Republicans Dabble With Class Warfare
It’s class warfare time in American politics again. And whenever that banner is unfurled, you can sure bet that the fight over unions and their powers will be all around us.
Organized labor is in a deepening period of upheaval. How we earn our livings has for a couple of decades been changing in ways at least as fundamental as in the great industrialization at the turn of the previous century—the one that produced the original labor movement. Now the pandemic is juicing the pace of change. After long understanding “work” as a place, employers and employees are learning what is possible in a world without cubicles and time clocks.
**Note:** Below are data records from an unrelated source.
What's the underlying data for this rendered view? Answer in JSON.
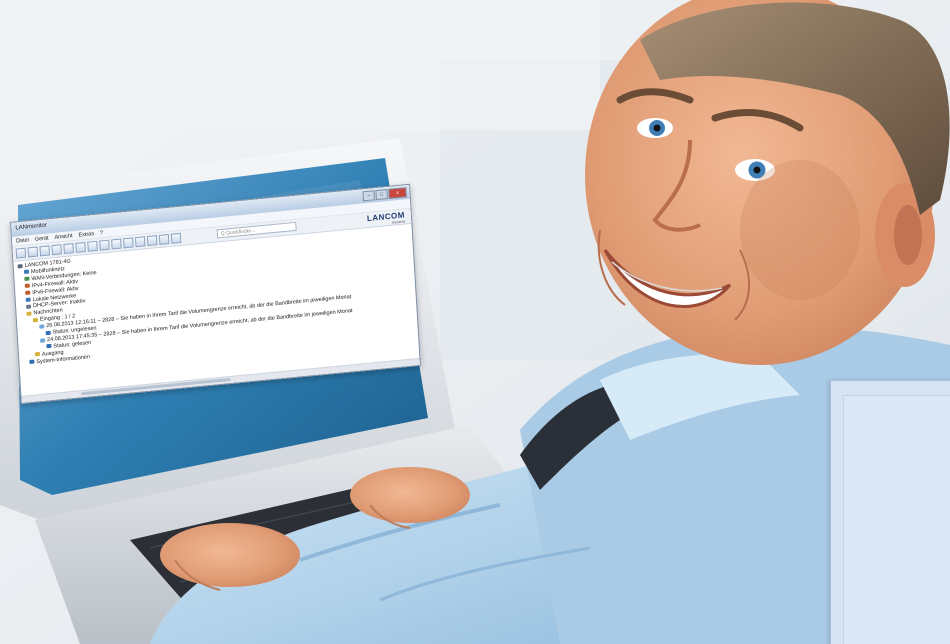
{
  "window": {
    "title": "LANmonitor",
    "buttons": [
      "–",
      "□",
      "x"
    ]
  },
  "menubar": [
    "Datei",
    "Gerät",
    "Ansicht",
    "Extras",
    "?"
  ],
  "toolbar": {
    "search_placeholder": "Q Quickfinder..."
  },
  "brand": {
    "logo": "LANCOM",
    "sub": "Systems"
  },
  "tree": [
    {
      "level": 0,
      "label": "LANCOM 1781-4G",
      "icon": "device-icon"
    },
    {
      "level": 1,
      "label": "Mobilfunknetz",
      "icon": "signal-icon"
    },
    {
      "level": 1,
      "label": "WAN-Verbindungen: Keine",
      "icon": "network-icon"
    },
    {
      "level": 1,
      "label": "IPv4-Firewall: Aktiv",
      "icon": "firewall-icon"
    },
    {
      "level": 1,
      "label": "IPv6-Firewall: Aktiv",
      "icon": "firewall-icon"
    },
    {
      "level": 1,
      "label": "Lokale Netzwerke",
      "icon": "lan-icon"
    },
    {
      "level": 1,
      "label": "DHCP-Server: Inaktiv",
      "icon": "server-icon"
    },
    {
      "level": 1,
      "label": "Nachrichten",
      "icon": "mail-icon"
    },
    {
      "level": 2,
      "label": "Eingang : 1 / 2",
      "icon": "inbox-icon"
    },
    {
      "level": 3,
      "label": "26.08.2013 12:16:11 – 2828 – Sie haben in Ihrem Tarif die Volumengrenze erreicht, ab der die Bandbreite im jeweiligen Monat",
      "icon": "message-icon"
    },
    {
      "level": 4,
      "label": "Status: ungelesen",
      "icon": "info-icon"
    },
    {
      "level": 3,
      "label": "24.08.2013 17:45:35 – 2828 – Sie haben in Ihrem Tarif die Volumengrenze erreicht, ab der die Bandbreite im jeweiligen Monat",
      "icon": "message-icon"
    },
    {
      "level": 4,
      "label": "Status: gelesen",
      "icon": "info-icon"
    },
    {
      "level": 2,
      "label": "Ausgang",
      "icon": "outbox-icon"
    },
    {
      "level": 1,
      "label": "System-Informationen",
      "icon": "info-icon"
    }
  ],
  "colors": {
    "wall": "#eef1f4",
    "screen": "#2f7fb3",
    "shirt": "#bcd9ee",
    "accent": "#1f3b72",
    "panel": "#d5e3f3"
  }
}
In 2020, just 6.1 percent of workers outside of the government were union members according to the Bureau of Labor Statistics. That’s up a tenth of a point from the previous year, but only because total employment dropped so terribly. As the employment market continues to pick up, the 428,000 higher-priced union jobs lost last year will undoubtedly be restored more slowly than most of the 9.6 million jobs erased in 2020. Of course, unions for government workers continue to chug on. Public-employee unions covered 34.8 percent of the nation’s government workforce in 2020, with county and municipal jurisdictions leading the way. After successive rounds of stimulus spending, the 7.2-million-member unionized government workforce is certain to grow this year.
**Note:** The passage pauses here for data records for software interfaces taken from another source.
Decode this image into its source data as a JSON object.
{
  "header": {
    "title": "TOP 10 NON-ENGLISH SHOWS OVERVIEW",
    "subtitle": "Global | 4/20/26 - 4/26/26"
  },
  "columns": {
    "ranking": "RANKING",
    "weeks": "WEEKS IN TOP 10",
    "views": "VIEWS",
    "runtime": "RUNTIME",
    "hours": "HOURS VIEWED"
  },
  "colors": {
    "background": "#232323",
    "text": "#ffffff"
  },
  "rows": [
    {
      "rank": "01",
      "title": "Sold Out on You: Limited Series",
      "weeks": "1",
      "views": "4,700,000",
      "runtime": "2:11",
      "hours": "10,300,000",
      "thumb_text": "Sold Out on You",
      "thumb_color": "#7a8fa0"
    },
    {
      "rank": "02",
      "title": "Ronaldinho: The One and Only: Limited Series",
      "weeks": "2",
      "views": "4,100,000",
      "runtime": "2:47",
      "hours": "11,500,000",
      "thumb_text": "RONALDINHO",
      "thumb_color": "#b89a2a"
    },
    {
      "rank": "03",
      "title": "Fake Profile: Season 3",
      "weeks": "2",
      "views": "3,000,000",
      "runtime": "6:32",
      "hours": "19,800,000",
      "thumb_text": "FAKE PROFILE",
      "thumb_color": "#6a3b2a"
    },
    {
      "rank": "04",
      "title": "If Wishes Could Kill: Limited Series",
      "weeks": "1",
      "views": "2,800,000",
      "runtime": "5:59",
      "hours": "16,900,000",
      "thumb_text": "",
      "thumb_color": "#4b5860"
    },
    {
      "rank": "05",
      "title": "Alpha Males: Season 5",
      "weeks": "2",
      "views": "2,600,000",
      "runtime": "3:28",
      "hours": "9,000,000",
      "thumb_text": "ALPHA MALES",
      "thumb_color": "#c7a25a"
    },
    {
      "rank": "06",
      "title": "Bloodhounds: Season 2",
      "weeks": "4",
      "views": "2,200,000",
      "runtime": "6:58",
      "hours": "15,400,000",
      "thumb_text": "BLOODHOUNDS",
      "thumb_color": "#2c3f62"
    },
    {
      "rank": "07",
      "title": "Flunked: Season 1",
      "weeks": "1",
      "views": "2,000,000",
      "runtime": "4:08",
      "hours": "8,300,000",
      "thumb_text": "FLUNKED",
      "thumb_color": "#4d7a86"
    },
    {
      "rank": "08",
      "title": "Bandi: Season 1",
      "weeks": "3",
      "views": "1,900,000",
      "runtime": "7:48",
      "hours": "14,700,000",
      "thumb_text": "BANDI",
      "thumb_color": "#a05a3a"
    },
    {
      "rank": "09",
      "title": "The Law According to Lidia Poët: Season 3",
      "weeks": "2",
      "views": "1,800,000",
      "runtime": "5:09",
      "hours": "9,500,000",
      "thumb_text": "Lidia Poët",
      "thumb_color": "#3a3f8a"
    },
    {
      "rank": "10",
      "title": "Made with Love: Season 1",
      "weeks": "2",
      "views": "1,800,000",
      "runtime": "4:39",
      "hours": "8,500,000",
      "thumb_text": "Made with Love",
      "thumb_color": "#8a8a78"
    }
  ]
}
We all know about this dynamic. By securing the rights and protections sought for workers over the past century, the American labor movement burned itself out. With the 40-hour workweek, occupational safety laws, equal opportunity hiring, and other goals met, workers became less and less willing to fork over 3 percent of their paychecks for the privilege of union membership. Private-sector employers also learned it is cheaper and easier to pay workers more and increase benefits to avoid unionization and the encumbrances of contracts. Meanwhile, government worker unions grew in size and power in cooperation with local and state officials whom unions support with contributions, manpower, and votes.